Task to carry out ▸
Hunt through the lines below for the string "separator" and copy each one that has it.
*** Opening of Records supplied ***
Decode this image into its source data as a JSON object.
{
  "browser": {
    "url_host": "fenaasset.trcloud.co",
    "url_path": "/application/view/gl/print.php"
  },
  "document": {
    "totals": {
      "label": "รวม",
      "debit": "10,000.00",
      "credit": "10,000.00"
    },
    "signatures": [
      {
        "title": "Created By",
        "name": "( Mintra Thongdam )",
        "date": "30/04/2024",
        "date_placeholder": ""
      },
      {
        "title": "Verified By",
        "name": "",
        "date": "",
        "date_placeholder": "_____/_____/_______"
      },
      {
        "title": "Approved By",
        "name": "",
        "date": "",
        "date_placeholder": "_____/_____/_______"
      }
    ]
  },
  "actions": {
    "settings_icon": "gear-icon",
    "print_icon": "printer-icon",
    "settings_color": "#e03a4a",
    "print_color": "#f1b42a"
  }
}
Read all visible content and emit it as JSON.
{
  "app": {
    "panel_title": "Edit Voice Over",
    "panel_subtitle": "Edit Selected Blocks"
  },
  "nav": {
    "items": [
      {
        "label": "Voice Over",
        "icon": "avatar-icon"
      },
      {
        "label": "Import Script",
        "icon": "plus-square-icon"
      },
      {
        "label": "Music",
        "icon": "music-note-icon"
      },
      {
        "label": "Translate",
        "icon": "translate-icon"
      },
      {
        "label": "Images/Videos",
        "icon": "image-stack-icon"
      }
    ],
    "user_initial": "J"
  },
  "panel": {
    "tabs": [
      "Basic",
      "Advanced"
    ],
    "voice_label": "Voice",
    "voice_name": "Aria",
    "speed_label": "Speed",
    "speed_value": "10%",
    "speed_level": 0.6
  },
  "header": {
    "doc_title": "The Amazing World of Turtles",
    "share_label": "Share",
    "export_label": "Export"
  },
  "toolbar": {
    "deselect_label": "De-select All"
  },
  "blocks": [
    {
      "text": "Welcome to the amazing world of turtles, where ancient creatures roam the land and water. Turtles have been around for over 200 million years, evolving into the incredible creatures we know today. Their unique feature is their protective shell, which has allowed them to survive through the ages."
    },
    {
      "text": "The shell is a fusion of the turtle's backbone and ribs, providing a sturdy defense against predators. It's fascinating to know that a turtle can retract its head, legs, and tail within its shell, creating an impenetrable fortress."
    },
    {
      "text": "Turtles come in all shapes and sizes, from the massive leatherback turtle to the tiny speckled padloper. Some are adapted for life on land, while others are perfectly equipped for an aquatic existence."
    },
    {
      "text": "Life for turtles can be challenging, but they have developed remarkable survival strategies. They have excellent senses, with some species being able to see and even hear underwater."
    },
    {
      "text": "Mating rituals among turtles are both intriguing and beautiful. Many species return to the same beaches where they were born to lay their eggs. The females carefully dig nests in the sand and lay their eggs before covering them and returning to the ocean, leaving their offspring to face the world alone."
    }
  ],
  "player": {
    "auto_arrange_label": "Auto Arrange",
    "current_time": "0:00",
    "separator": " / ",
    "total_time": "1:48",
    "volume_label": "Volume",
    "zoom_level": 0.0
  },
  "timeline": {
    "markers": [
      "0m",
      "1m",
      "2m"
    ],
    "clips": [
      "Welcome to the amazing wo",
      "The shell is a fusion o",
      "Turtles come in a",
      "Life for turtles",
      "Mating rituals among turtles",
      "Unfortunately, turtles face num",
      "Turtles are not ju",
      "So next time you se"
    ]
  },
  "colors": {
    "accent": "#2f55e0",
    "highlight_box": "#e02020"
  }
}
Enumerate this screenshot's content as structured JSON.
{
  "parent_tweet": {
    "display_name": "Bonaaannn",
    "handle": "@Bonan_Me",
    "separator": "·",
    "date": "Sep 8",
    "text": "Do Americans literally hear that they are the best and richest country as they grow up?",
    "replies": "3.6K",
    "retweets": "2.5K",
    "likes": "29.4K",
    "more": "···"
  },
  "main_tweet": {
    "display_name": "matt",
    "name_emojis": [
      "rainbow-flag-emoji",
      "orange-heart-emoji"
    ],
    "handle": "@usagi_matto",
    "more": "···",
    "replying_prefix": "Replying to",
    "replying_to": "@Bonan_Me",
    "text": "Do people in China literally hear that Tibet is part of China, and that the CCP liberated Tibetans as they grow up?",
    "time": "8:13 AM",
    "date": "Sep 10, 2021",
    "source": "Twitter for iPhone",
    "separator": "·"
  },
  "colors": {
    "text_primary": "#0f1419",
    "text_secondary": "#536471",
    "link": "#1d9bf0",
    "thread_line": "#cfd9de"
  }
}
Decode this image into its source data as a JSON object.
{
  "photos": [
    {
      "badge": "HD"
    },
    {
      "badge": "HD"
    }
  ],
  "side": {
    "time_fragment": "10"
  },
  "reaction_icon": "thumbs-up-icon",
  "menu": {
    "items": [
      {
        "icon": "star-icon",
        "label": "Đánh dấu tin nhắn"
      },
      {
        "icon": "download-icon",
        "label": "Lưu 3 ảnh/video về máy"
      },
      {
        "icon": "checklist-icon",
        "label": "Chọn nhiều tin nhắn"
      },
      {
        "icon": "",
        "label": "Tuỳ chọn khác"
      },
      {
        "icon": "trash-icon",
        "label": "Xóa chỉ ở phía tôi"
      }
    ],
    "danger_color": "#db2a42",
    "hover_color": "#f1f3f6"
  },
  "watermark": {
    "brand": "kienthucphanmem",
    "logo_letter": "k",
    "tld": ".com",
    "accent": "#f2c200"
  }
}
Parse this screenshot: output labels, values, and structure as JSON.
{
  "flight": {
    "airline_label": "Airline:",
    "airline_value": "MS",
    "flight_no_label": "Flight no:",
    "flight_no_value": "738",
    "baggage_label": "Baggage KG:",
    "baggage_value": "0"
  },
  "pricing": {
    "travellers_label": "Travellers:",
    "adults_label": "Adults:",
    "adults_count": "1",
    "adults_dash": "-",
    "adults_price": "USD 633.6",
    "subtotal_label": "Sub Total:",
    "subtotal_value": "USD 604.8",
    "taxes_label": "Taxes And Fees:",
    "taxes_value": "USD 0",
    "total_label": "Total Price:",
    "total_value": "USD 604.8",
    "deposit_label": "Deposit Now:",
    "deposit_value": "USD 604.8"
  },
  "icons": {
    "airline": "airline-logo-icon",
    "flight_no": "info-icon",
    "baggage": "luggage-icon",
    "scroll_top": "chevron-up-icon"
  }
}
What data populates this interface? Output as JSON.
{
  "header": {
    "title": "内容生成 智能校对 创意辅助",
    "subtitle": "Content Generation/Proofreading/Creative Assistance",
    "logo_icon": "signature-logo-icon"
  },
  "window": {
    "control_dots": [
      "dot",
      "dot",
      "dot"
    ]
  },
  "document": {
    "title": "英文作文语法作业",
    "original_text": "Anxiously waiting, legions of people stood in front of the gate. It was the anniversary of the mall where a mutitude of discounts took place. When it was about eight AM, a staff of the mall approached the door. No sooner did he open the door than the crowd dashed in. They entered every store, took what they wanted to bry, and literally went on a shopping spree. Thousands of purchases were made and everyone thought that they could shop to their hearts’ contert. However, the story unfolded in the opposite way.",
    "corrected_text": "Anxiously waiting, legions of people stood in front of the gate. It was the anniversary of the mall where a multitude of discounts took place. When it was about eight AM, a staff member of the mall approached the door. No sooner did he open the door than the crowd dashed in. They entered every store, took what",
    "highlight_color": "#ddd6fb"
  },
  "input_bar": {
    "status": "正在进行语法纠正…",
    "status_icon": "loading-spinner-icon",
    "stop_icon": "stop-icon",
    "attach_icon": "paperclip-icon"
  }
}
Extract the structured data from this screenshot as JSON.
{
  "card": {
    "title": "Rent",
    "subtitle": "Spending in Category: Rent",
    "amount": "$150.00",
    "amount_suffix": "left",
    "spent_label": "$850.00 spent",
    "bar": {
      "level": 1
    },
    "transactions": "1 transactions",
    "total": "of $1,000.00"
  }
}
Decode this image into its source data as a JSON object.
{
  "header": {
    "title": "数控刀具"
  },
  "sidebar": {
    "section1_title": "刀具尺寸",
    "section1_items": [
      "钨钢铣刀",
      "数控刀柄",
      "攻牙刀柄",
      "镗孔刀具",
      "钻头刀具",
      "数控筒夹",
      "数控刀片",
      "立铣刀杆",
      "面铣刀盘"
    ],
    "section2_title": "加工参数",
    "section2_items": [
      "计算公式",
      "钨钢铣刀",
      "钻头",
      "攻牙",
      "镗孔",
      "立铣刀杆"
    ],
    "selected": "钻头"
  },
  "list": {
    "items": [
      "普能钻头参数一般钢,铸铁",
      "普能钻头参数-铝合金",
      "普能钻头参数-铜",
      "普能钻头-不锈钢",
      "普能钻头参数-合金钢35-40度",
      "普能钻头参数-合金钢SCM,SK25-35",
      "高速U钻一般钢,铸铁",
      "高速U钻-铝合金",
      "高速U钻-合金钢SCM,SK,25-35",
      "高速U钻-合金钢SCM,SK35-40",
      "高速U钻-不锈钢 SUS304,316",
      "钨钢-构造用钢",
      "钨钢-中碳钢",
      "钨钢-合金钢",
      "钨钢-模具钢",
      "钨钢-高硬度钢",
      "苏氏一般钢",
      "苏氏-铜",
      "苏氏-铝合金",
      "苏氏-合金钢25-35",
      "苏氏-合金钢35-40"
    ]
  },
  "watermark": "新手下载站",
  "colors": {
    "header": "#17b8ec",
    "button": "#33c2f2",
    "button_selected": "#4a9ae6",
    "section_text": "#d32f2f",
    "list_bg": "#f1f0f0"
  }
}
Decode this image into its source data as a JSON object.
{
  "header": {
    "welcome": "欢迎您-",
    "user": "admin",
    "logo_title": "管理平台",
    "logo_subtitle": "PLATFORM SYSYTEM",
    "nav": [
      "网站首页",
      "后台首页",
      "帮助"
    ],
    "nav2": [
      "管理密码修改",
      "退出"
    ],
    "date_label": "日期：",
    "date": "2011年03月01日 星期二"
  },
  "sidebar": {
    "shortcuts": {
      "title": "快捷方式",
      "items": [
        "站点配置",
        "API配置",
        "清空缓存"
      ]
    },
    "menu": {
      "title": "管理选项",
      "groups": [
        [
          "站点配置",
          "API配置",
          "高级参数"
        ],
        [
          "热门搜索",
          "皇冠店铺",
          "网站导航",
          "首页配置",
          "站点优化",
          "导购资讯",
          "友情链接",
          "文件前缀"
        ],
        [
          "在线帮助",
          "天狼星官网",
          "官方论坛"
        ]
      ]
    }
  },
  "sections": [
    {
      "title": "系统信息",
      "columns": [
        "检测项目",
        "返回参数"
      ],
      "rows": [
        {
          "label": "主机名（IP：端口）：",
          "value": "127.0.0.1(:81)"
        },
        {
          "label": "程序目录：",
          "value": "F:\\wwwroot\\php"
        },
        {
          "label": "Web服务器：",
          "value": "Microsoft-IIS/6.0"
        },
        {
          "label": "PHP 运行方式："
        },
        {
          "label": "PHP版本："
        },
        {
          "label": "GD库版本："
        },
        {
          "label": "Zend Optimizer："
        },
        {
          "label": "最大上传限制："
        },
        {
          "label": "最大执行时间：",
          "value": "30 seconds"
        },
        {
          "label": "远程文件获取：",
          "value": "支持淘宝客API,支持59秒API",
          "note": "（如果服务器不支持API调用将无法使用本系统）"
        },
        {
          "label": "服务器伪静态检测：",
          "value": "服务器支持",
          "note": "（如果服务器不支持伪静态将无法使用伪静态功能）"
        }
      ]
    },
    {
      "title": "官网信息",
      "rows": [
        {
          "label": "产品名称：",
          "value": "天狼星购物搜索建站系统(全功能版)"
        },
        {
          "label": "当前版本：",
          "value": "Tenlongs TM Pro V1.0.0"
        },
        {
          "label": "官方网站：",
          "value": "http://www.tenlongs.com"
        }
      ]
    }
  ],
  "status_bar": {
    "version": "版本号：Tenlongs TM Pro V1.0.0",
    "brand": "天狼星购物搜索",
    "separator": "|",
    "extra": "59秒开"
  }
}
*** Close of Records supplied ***
Exercise response ▸
    "separator": " / ",
    "separator": "·",
    "separator": "·"
    "separator": "|",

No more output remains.